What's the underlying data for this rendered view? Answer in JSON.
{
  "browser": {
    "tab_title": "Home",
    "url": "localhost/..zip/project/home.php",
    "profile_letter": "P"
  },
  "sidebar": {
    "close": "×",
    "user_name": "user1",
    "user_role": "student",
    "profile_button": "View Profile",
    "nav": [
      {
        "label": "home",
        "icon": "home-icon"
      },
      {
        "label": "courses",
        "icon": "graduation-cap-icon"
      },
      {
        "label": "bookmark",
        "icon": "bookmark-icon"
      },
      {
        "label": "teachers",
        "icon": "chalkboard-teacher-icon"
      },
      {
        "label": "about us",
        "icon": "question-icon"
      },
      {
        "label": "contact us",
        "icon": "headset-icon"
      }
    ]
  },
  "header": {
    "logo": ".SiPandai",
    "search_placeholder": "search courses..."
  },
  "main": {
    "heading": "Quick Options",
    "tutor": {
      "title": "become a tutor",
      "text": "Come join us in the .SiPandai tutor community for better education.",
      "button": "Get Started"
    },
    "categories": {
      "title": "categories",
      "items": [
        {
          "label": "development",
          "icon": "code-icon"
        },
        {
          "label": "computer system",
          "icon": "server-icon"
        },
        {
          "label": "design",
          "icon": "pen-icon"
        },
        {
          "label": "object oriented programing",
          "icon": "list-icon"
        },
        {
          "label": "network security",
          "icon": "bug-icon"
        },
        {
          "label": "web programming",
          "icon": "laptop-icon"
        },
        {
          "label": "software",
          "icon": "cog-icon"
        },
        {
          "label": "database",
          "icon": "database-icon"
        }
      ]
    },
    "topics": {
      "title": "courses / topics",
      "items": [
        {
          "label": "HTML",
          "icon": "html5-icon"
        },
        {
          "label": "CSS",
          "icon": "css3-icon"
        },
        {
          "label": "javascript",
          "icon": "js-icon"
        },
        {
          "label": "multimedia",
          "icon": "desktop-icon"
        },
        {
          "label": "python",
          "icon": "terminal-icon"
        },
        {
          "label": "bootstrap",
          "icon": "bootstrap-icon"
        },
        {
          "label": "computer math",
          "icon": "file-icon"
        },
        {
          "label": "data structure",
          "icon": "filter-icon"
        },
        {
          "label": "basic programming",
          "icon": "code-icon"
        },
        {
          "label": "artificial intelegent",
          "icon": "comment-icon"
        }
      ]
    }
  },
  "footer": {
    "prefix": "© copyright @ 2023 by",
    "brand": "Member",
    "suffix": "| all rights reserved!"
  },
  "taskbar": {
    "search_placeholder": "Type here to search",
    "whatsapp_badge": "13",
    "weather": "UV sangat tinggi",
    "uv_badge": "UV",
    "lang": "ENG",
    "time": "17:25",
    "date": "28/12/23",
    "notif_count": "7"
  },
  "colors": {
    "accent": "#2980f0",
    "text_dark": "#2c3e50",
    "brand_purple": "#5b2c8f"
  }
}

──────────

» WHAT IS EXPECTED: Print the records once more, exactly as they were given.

» SOLUTION:
What's the underlying data for this rendered view? Answer in JSON.
{
  "browser": {
    "tab_title": "Home",
    "url": "localhost/..zip/project/home.php",
    "profile_letter": "P"
  },
  "sidebar": {
    "close": "×",
    "user_name": "user1",
    "user_role": "student",
    "profile_button": "View Profile",
    "nav": [
      {
        "label": "home",
        "icon": "home-icon"
      },
      {
        "label": "courses",
        "icon": "graduation-cap-icon"
      },
      {
        "label": "bookmark",
        "icon": "bookmark-icon"
      },
      {
        "label": "teachers",
        "icon": "chalkboard-teacher-icon"
      },
      {
        "label": "about us",
        "icon": "question-icon"
      },
      {
        "label": "contact us",
        "icon": "headset-icon"
      }
    ]
  },
  "header": {
    "logo": ".SiPandai",
    "search_placeholder": "search courses..."
  },
  "main": {
    "heading": "Quick Options",
    "tutor": {
      "title": "become a tutor",
      "text": "Come join us in the .SiPandai tutor community for better education.",
      "button": "Get Started"
    },
    "categories": {
      "title": "categories",
      "items": [
        {
          "label": "development",
          "icon": "code-icon"
        },
        {
          "label": "computer system",
          "icon": "server-icon"
        },
        {
          "label": "design",
          "icon": "pen-icon"
        },
        {
          "label": "object oriented programing",
          "icon": "list-icon"
        },
        {
          "label": "network security",
          "icon": "bug-icon"
        },
        {
          "label": "web programming",
          "icon": "laptop-icon"
        },
        {
          "label": "software",
          "icon": "cog-icon"
        },
        {
          "label": "database",
          "icon": "database-icon"
        }
      ]
    },
    "topics": {
      "title": "courses / topics",
      "items": [
        {
          "label": "HTML",
          "icon": "html5-icon"
        },
        {
          "label": "CSS",
          "icon": "css3-icon"
        },
        {
          "label": "javascript",
          "icon": "js-icon"
        },
        {
          "label": "multimedia",
          "icon": "desktop-icon"
        },
        {
          "label": "python",
          "icon": "terminal-icon"
        },
        {
          "label": "bootstrap",
          "icon": "bootstrap-icon"
        },
        {
          "label": "computer math",
          "icon": "file-icon"
        },
        {
          "label": "data structure",
          "icon": "filter-icon"
        },
        {
          "label": "basic programming",
          "icon": "code-icon"
        },
        {
          "label": "artificial intelegent",
          "icon": "comment-icon"
        }
      ]
    }
  },
  "footer": {
    "prefix": "© copyright @ 2023 by",
    "brand": "Member",
    "suffix": "| all rights reserved!"
  },
  "taskbar": {
    "search_placeholder": "Type here to search",
    "whatsapp_badge": "13",
    "weather": "UV sangat tinggi",
    "uv_badge": "UV",
    "lang": "ENG",
    "time": "17:25",
    "date": "28/12/23",
    "notif_count": "7"
  },
  "colors": {
    "accent": "#2980f0",
    "text_dark": "#2c3e50",
    "brand_purple": "#5b2c8f"
  }
}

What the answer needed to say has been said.